Here the job is to restate every entry word for word.
______________________________
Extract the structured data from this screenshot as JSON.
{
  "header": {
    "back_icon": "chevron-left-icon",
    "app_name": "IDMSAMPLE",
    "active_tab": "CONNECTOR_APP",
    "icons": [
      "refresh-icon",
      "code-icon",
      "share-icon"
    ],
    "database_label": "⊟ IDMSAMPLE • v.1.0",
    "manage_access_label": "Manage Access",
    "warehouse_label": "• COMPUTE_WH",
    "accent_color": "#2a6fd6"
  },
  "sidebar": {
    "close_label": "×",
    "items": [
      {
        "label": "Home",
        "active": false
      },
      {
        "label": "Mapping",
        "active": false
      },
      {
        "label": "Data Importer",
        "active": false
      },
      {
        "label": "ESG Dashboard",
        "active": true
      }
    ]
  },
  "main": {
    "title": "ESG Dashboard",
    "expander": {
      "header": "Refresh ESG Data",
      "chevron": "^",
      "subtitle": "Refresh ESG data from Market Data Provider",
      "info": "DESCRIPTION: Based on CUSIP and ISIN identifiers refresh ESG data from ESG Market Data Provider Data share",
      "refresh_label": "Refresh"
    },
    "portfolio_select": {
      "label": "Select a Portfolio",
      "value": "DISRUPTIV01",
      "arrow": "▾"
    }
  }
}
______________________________
Problem solution:
Extract the structured data from this screenshot as JSON.
{
  "header": {
    "back_icon": "chevron-left-icon",
    "app_name": "IDMSAMPLE",
    "active_tab": "CONNECTOR_APP",
    "icons": [
      "refresh-icon",
      "code-icon",
      "share-icon"
    ],
    "database_label": "⊟ IDMSAMPLE • v.1.0",
    "manage_access_label": "Manage Access",
    "warehouse_label": "• COMPUTE_WH",
    "accent_color": "#2a6fd6"
  },
  "sidebar": {
    "close_label": "×",
    "items": [
      {
        "label": "Home",
        "active": false
      },
      {
        "label": "Mapping",
        "active": false
      },
      {
        "label": "Data Importer",
        "active": false
      },
      {
        "label": "ESG Dashboard",
        "active": true
      }
    ]
  },
  "main": {
    "title": "ESG Dashboard",
    "expander": {
      "header": "Refresh ESG Data",
      "chevron": "^",
      "subtitle": "Refresh ESG data from Market Data Provider",
      "info": "DESCRIPTION: Based on CUSIP and ISIN identifiers refresh ESG data from ESG Market Data Provider Data share",
      "refresh_label": "Refresh"
    },
    "portfolio_select": {
      "label": "Select a Portfolio",
      "value": "DISRUPTIV01",
      "arrow": "▾"
    }
  }
}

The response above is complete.